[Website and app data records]
──────────────────────────────

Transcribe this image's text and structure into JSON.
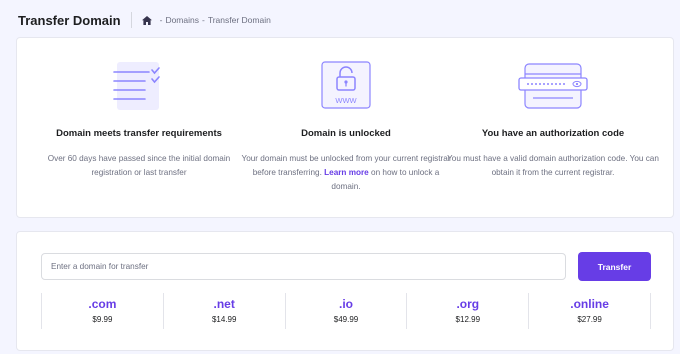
{
  "header": {
    "title": "Transfer Domain",
    "breadcrumb": [
      "Domains",
      "Transfer Domain"
    ],
    "separator": "-"
  },
  "features": [
    {
      "icon": "checklist-icon",
      "title": "Domain meets transfer requirements",
      "description": "Over 60 days have passed since the initial domain registration or last transfer"
    },
    {
      "icon": "lock-www-icon",
      "title": "Domain is unlocked",
      "description_before": "Your domain must be unlocked from your current registrar before transferring. ",
      "link_text": "Learn more",
      "description_after": " on how to unlock a domain.",
      "icon_text": "WWW"
    },
    {
      "icon": "password-field-icon",
      "title": "You have an authorization code",
      "description": "You must have a valid domain authorization code. You can obtain it from the current registrar."
    }
  ],
  "transfer": {
    "input_value": "",
    "input_placeholder": "Enter a domain for transfer",
    "button_label": "Transfer"
  },
  "tlds": [
    {
      "ext": ".com",
      "price": "$9.99"
    },
    {
      "ext": ".net",
      "price": "$14.99"
    },
    {
      "ext": ".io",
      "price": "$49.99"
    },
    {
      "ext": ".org",
      "price": "$12.99"
    },
    {
      "ext": ".online",
      "price": "$27.99"
    }
  ],
  "colors": {
    "accent": "#673de6",
    "illustration_stroke": "#8c85ff",
    "background": "#f4f5ff"
  }
}
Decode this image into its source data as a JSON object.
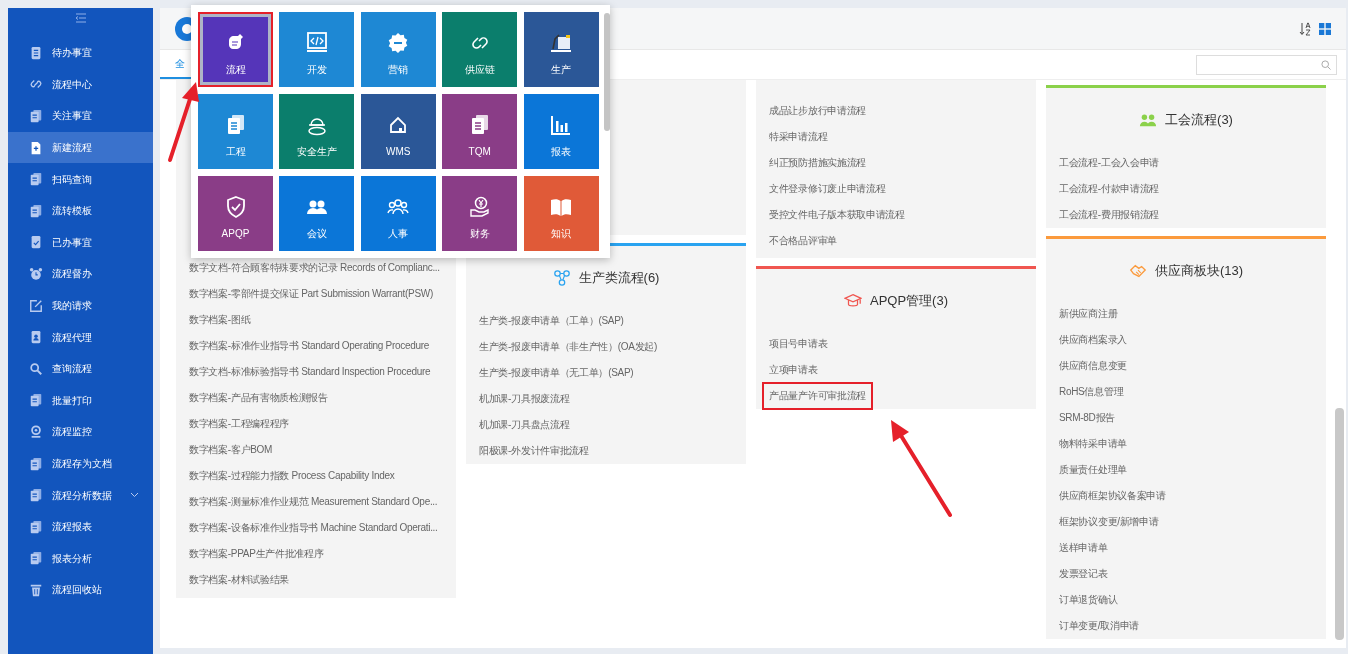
{
  "sidebar": {
    "items": [
      {
        "label": "待办事宜",
        "selected": false,
        "kind": "link"
      },
      {
        "label": "流程中心",
        "selected": false,
        "kind": "link"
      },
      {
        "label": "关注事宜",
        "selected": false,
        "kind": "link"
      },
      {
        "label": "新建流程",
        "selected": true,
        "kind": "link"
      },
      {
        "label": "扫码查询",
        "selected": false,
        "kind": "link"
      },
      {
        "label": "流转模板",
        "selected": false,
        "kind": "link"
      },
      {
        "label": "已办事宜",
        "selected": false,
        "kind": "link"
      },
      {
        "label": "流程督办",
        "selected": false,
        "kind": "link"
      },
      {
        "label": "我的请求",
        "selected": false,
        "kind": "link"
      },
      {
        "label": "流程代理",
        "selected": false,
        "kind": "link"
      },
      {
        "label": "查询流程",
        "selected": false,
        "kind": "link"
      },
      {
        "label": "批量打印",
        "selected": false,
        "kind": "link"
      },
      {
        "label": "流程监控",
        "selected": false,
        "kind": "link"
      },
      {
        "label": "流程存为文档",
        "selected": false,
        "kind": "link"
      },
      {
        "label": "流程分析数据",
        "selected": false,
        "kind": "submenu"
      },
      {
        "label": "流程报表",
        "selected": false,
        "kind": "link"
      },
      {
        "label": "报表分析",
        "selected": false,
        "kind": "link"
      },
      {
        "label": "流程回收站",
        "selected": false,
        "kind": "link"
      }
    ]
  },
  "tabs": [
    {
      "label": "全",
      "selected": true
    }
  ],
  "tiles": [
    {
      "label": "流程",
      "color": "#5535b9",
      "selected": true,
      "highlighted": true
    },
    {
      "label": "开发",
      "color": "#1e88d4",
      "selected": false,
      "highlighted": false
    },
    {
      "label": "营销",
      "color": "#1e88d4",
      "selected": false,
      "highlighted": false
    },
    {
      "label": "供应链",
      "color": "#0b7e6c",
      "selected": false,
      "highlighted": false
    },
    {
      "label": "生产",
      "color": "#2b5797",
      "selected": false,
      "highlighted": false
    },
    {
      "label": "工程",
      "color": "#1e88d4",
      "selected": false,
      "highlighted": false
    },
    {
      "label": "安全生产",
      "color": "#0b7e6c",
      "selected": false,
      "highlighted": false
    },
    {
      "label": "WMS",
      "color": "#2b5797",
      "selected": false,
      "highlighted": false
    },
    {
      "label": "TQM",
      "color": "#8a3d87",
      "selected": false,
      "highlighted": false
    },
    {
      "label": "报表",
      "color": "#0b76d8",
      "selected": false,
      "highlighted": false
    },
    {
      "label": "APQP",
      "color": "#8a3d87",
      "selected": false,
      "highlighted": false
    },
    {
      "label": "会议",
      "color": "#0b76d8",
      "selected": false,
      "highlighted": false
    },
    {
      "label": "人事",
      "color": "#0b76d8",
      "selected": false,
      "highlighted": false
    },
    {
      "label": "财务",
      "color": "#8a3d87",
      "selected": false,
      "highlighted": false
    },
    {
      "label": "知识",
      "color": "#e05a38",
      "selected": false,
      "highlighted": false
    }
  ],
  "columns": [
    {
      "sections": [
        {
          "kind": "continued",
          "items": [
            {
              "label": "数字文档-符合顾客特殊要求的记录 Records of Complianc...",
              "highlighted": false
            },
            {
              "label": "数字档案-零部件提交保证 Part Submission Warrant(PSW)",
              "highlighted": false
            },
            {
              "label": "数字档案-图纸",
              "highlighted": false
            },
            {
              "label": "数字档案-标准作业指导书 Standard Operating Procedure",
              "highlighted": false
            },
            {
              "label": "数字文档-标准标验指导书 Standard Inspection Procedure",
              "highlighted": false
            },
            {
              "label": "数字档案-产品有害物质检测报告",
              "highlighted": false
            },
            {
              "label": "数字档案-工程编程程序",
              "highlighted": false
            },
            {
              "label": "数字档案-客户BOM",
              "highlighted": false
            },
            {
              "label": "数字档案-过程能力指数 Process Capability Index",
              "highlighted": false
            },
            {
              "label": "数字档案-测量标准作业规范 Measurement Standard Ope...",
              "highlighted": false
            },
            {
              "label": "数字档案-设备标准作业指导书 Machine Standard Operati...",
              "highlighted": false
            },
            {
              "label": "数字档案-PPAP生产件批准程序",
              "highlighted": false
            },
            {
              "label": "数字档案-材料试验结果",
              "highlighted": false
            }
          ]
        }
      ]
    },
    {
      "sections": [
        {
          "kind": "covered"
        },
        {
          "kind": "list",
          "title": "生产类流程(6)",
          "color": "#29a3f0",
          "items": [
            {
              "label": "生产类-报废申请单（工单）(SAP)",
              "highlighted": false
            },
            {
              "label": "生产类-报废申请单（非生产性）(OA发起)",
              "highlighted": false
            },
            {
              "label": "生产类-报废申请单（无工单）(SAP)",
              "highlighted": false
            },
            {
              "label": "机加课-刀具报废流程",
              "highlighted": false
            },
            {
              "label": "机加课-刀具盘点流程",
              "highlighted": false
            },
            {
              "label": "阳极课-外发计件审批流程",
              "highlighted": false
            }
          ]
        }
      ]
    },
    {
      "sections": [
        {
          "kind": "continued",
          "items": [
            {
              "label": "成品让步放行申请流程",
              "highlighted": false
            },
            {
              "label": "特采申请流程",
              "highlighted": false
            },
            {
              "label": "纠正预防措施实施流程",
              "highlighted": false
            },
            {
              "label": "文件登录修订废止申请流程",
              "highlighted": false
            },
            {
              "label": "受控文件电子版本获取申请流程",
              "highlighted": false
            },
            {
              "label": "不合格品评审单",
              "highlighted": false
            }
          ]
        },
        {
          "kind": "list",
          "title": "APQP管理(3)",
          "color": "#f05650",
          "items": [
            {
              "label": "项目号申请表",
              "highlighted": false
            },
            {
              "label": "立项申请表",
              "highlighted": false
            },
            {
              "label": "产品量产许可审批流程",
              "highlighted": true
            }
          ]
        }
      ]
    },
    {
      "sections": [
        {
          "kind": "list",
          "title": "工会流程(3)",
          "color": "#8bd14a",
          "items": [
            {
              "label": "工会流程-工会入会申请",
              "highlighted": false
            },
            {
              "label": "工会流程-付款申请流程",
              "highlighted": false
            },
            {
              "label": "工会流程-费用报销流程",
              "highlighted": false
            }
          ]
        },
        {
          "kind": "list",
          "title": "供应商板块(13)",
          "color": "#fb9a3c",
          "items": [
            {
              "label": "新供应商注册",
              "highlighted": false
            },
            {
              "label": "供应商档案录入",
              "highlighted": false
            },
            {
              "label": "供应商信息变更",
              "highlighted": false
            },
            {
              "label": "RoHS信息管理",
              "highlighted": false
            },
            {
              "label": "SRM-8D报告",
              "highlighted": false
            },
            {
              "label": "物料特采申请单",
              "highlighted": false
            },
            {
              "label": "质量责任处理单",
              "highlighted": false
            },
            {
              "label": "供应商框架协议备案申请",
              "highlighted": false
            },
            {
              "label": "框架协议变更/新增申请",
              "highlighted": false
            },
            {
              "label": "送样申请单",
              "highlighted": false
            },
            {
              "label": "发票登记表",
              "highlighted": false
            },
            {
              "label": "订单退货确认",
              "highlighted": false
            },
            {
              "label": "订单变更/取消申请",
              "highlighted": false
            }
          ]
        }
      ]
    }
  ]
}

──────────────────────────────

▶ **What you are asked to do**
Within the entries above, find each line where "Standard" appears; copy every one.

▶ **Written response**
              "label": "数字档案-标准作业指导书 Standard Operating Procedure",
              "label": "数字文档-标准标验指导书 Standard Inspection Procedure",
              "label": "数字档案-测量标准作业规范 Measurement Standard Ope...",
              "label": "数字档案-设备标准作业指导书 Machine Standard Operati...",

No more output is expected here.